[TASK OBJECTIVE]
Please write the following entries out once more, exactly.

═══ EXTRACTED INFORMATION

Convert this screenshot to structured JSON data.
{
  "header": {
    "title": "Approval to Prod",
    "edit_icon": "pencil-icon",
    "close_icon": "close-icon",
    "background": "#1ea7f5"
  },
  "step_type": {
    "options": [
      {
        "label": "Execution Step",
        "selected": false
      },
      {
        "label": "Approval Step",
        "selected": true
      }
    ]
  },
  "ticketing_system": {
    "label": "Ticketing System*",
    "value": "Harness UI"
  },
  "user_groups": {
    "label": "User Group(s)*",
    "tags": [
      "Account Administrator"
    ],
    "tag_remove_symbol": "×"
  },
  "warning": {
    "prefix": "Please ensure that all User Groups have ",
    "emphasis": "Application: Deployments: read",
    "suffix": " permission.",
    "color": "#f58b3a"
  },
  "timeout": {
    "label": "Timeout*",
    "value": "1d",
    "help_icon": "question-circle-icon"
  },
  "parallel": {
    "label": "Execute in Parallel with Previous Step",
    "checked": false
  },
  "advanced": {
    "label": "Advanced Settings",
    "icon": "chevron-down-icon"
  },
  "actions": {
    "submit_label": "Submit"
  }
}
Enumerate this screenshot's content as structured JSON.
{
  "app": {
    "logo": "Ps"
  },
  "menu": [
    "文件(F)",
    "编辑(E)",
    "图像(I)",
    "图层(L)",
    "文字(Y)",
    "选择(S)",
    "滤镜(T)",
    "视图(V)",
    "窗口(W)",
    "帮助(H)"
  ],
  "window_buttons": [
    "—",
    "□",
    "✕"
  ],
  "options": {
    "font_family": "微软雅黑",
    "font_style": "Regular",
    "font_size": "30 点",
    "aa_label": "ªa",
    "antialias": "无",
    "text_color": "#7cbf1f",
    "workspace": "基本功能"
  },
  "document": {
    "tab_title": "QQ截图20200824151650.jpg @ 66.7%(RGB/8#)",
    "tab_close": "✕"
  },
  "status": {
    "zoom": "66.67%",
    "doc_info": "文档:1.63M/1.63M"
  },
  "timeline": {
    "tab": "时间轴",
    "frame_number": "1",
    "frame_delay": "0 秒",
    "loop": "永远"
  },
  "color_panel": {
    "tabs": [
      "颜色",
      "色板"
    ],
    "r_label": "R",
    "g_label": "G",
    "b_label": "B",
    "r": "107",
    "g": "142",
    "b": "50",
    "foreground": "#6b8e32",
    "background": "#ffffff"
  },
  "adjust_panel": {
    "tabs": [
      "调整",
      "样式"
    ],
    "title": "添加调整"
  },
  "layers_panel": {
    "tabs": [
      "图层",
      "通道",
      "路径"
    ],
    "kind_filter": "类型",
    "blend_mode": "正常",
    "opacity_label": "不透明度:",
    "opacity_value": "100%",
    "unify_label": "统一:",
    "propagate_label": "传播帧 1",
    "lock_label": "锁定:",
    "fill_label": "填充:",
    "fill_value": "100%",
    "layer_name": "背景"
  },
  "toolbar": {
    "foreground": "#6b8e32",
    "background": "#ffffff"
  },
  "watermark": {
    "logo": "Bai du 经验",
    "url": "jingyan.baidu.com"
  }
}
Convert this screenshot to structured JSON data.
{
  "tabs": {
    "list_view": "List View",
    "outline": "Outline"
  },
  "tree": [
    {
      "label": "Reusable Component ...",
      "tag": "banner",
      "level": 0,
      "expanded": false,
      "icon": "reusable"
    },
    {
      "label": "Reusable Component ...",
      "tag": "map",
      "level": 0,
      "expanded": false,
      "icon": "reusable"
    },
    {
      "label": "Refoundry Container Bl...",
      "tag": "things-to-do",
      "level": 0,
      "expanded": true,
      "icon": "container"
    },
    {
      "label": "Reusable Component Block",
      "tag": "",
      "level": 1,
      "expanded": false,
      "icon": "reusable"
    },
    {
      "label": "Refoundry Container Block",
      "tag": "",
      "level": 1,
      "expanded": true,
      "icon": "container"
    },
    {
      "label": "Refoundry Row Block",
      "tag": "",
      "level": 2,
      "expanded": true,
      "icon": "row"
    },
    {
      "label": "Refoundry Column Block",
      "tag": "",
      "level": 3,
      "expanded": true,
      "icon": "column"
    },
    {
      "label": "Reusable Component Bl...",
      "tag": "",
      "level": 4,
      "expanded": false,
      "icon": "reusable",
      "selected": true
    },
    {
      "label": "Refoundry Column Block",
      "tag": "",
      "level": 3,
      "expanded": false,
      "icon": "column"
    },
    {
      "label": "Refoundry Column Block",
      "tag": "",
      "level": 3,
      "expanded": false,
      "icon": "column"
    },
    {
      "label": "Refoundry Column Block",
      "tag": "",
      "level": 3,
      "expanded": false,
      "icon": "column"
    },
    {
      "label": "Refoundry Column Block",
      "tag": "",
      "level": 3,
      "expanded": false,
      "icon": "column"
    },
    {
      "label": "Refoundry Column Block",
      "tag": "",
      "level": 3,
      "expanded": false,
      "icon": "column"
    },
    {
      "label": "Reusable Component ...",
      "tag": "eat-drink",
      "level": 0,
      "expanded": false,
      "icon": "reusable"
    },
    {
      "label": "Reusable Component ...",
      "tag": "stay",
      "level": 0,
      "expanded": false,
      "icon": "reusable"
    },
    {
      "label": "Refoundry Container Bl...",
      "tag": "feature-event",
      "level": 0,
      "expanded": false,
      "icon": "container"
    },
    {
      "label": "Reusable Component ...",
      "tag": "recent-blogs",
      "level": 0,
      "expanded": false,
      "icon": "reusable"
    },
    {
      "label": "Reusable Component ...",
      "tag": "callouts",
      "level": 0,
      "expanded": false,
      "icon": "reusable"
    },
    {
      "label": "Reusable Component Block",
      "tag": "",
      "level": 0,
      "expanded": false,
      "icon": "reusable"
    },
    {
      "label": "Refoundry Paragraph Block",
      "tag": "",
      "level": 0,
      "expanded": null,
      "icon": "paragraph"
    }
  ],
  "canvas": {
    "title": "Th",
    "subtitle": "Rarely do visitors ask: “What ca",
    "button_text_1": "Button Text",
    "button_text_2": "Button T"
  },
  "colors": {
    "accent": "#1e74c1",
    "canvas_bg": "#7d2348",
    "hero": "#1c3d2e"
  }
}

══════

[SOLUTION FOR THIS EXERCISE]
Convert this screenshot to structured JSON data.
{
  "header": {
    "title": "Approval to Prod",
    "edit_icon": "pencil-icon",
    "close_icon": "close-icon",
    "background": "#1ea7f5"
  },
  "step_type": {
    "options": [
      {
        "label": "Execution Step",
        "selected": false
      },
      {
        "label": "Approval Step",
        "selected": true
      }
    ]
  },
  "ticketing_system": {
    "label": "Ticketing System*",
    "value": "Harness UI"
  },
  "user_groups": {
    "label": "User Group(s)*",
    "tags": [
      "Account Administrator"
    ],
    "tag_remove_symbol": "×"
  },
  "warning": {
    "prefix": "Please ensure that all User Groups have ",
    "emphasis": "Application: Deployments: read",
    "suffix": " permission.",
    "color": "#f58b3a"
  },
  "timeout": {
    "label": "Timeout*",
    "value": "1d",
    "help_icon": "question-circle-icon"
  },
  "parallel": {
    "label": "Execute in Parallel with Previous Step",
    "checked": false
  },
  "advanced": {
    "label": "Advanced Settings",
    "icon": "chevron-down-icon"
  },
  "actions": {
    "submit_label": "Submit"
  }
}
Enumerate this screenshot's content as structured JSON.
{
  "app": {
    "logo": "Ps"
  },
  "menu": [
    "文件(F)",
    "编辑(E)",
    "图像(I)",
    "图层(L)",
    "文字(Y)",
    "选择(S)",
    "滤镜(T)",
    "视图(V)",
    "窗口(W)",
    "帮助(H)"
  ],
  "window_buttons": [
    "—",
    "□",
    "✕"
  ],
  "options": {
    "font_family": "微软雅黑",
    "font_style": "Regular",
    "font_size": "30 点",
    "aa_label": "ªa",
    "antialias": "无",
    "text_color": "#7cbf1f",
    "workspace": "基本功能"
  },
  "document": {
    "tab_title": "QQ截图20200824151650.jpg @ 66.7%(RGB/8#)",
    "tab_close": "✕"
  },
  "status": {
    "zoom": "66.67%",
    "doc_info": "文档:1.63M/1.63M"
  },
  "timeline": {
    "tab": "时间轴",
    "frame_number": "1",
    "frame_delay": "0 秒",
    "loop": "永远"
  },
  "color_panel": {
    "tabs": [
      "颜色",
      "色板"
    ],
    "r_label": "R",
    "g_label": "G",
    "b_label": "B",
    "r": "107",
    "g": "142",
    "b": "50",
    "foreground": "#6b8e32",
    "background": "#ffffff"
  },
  "adjust_panel": {
    "tabs": [
      "调整",
      "样式"
    ],
    "title": "添加调整"
  },
  "layers_panel": {
    "tabs": [
      "图层",
      "通道",
      "路径"
    ],
    "kind_filter": "类型",
    "blend_mode": "正常",
    "opacity_label": "不透明度:",
    "opacity_value": "100%",
    "unify_label": "统一:",
    "propagate_label": "传播帧 1",
    "lock_label": "锁定:",
    "fill_label": "填充:",
    "fill_value": "100%",
    "layer_name": "背景"
  },
  "toolbar": {
    "foreground": "#6b8e32",
    "background": "#ffffff"
  },
  "watermark": {
    "logo": "Bai du 经验",
    "url": "jingyan.baidu.com"
  }
}
Convert this screenshot to structured JSON data.
{
  "tabs": {
    "list_view": "List View",
    "outline": "Outline"
  },
  "tree": [
    {
      "label": "Reusable Component ...",
      "tag": "banner",
      "level": 0,
      "expanded": false,
      "icon": "reusable"
    },
    {
      "label": "Reusable Component ...",
      "tag": "map",
      "level": 0,
      "expanded": false,
      "icon": "reusable"
    },
    {
      "label": "Refoundry Container Bl...",
      "tag": "things-to-do",
      "level": 0,
      "expanded": true,
      "icon": "container"
    },
    {
      "label": "Reusable Component Block",
      "tag": "",
      "level": 1,
      "expanded": false,
      "icon": "reusable"
    },
    {
      "label": "Refoundry Container Block",
      "tag": "",
      "level": 1,
      "expanded": true,
      "icon": "container"
    },
    {
      "label": "Refoundry Row Block",
      "tag": "",
      "level": 2,
      "expanded": true,
      "icon": "row"
    },
    {
      "label": "Refoundry Column Block",
      "tag": "",
      "level": 3,
      "expanded": true,
      "icon": "column"
    },
    {
      "label": "Reusable Component Bl...",
      "tag": "",
      "level": 4,
      "expanded": false,
      "icon": "reusable",
      "selected": true
    },
    {
      "label": "Refoundry Column Block",
      "tag": "",
      "level": 3,
      "expanded": false,
      "icon": "column"
    },
    {
      "label": "Refoundry Column Block",
      "tag": "",
      "level": 3,
      "expanded": false,
      "icon": "column"
    },
    {
      "label": "Refoundry Column Block",
      "tag": "",
      "level": 3,
      "expanded": false,
      "icon": "column"
    },
    {
      "label": "Refoundry Column Block",
      "tag": "",
      "level": 3,
      "expanded": false,
      "icon": "column"
    },
    {
      "label": "Refoundry Column Block",
      "tag": "",
      "level": 3,
      "expanded": false,
      "icon": "column"
    },
    {
      "label": "Reusable Component ...",
      "tag": "eat-drink",
      "level": 0,
      "expanded": false,
      "icon": "reusable"
    },
    {
      "label": "Reusable Component ...",
      "tag": "stay",
      "level": 0,
      "expanded": false,
      "icon": "reusable"
    },
    {
      "label": "Refoundry Container Bl...",
      "tag": "feature-event",
      "level": 0,
      "expanded": false,
      "icon": "container"
    },
    {
      "label": "Reusable Component ...",
      "tag": "recent-blogs",
      "level": 0,
      "expanded": false,
      "icon": "reusable"
    },
    {
      "label": "Reusable Component ...",
      "tag": "callouts",
      "level": 0,
      "expanded": false,
      "icon": "reusable"
    },
    {
      "label": "Reusable Component Block",
      "tag": "",
      "level": 0,
      "expanded": false,
      "icon": "reusable"
    },
    {
      "label": "Refoundry Paragraph Block",
      "tag": "",
      "level": 0,
      "expanded": null,
      "icon": "paragraph"
    }
  ],
  "canvas": {
    "title": "Th",
    "subtitle": "Rarely do visitors ask: “What ca",
    "button_text_1": "Button Text",
    "button_text_2": "Button T"
  },
  "colors": {
    "accent": "#1e74c1",
    "canvas_bg": "#7d2348",
    "hero": "#1c3d2e"
  }
}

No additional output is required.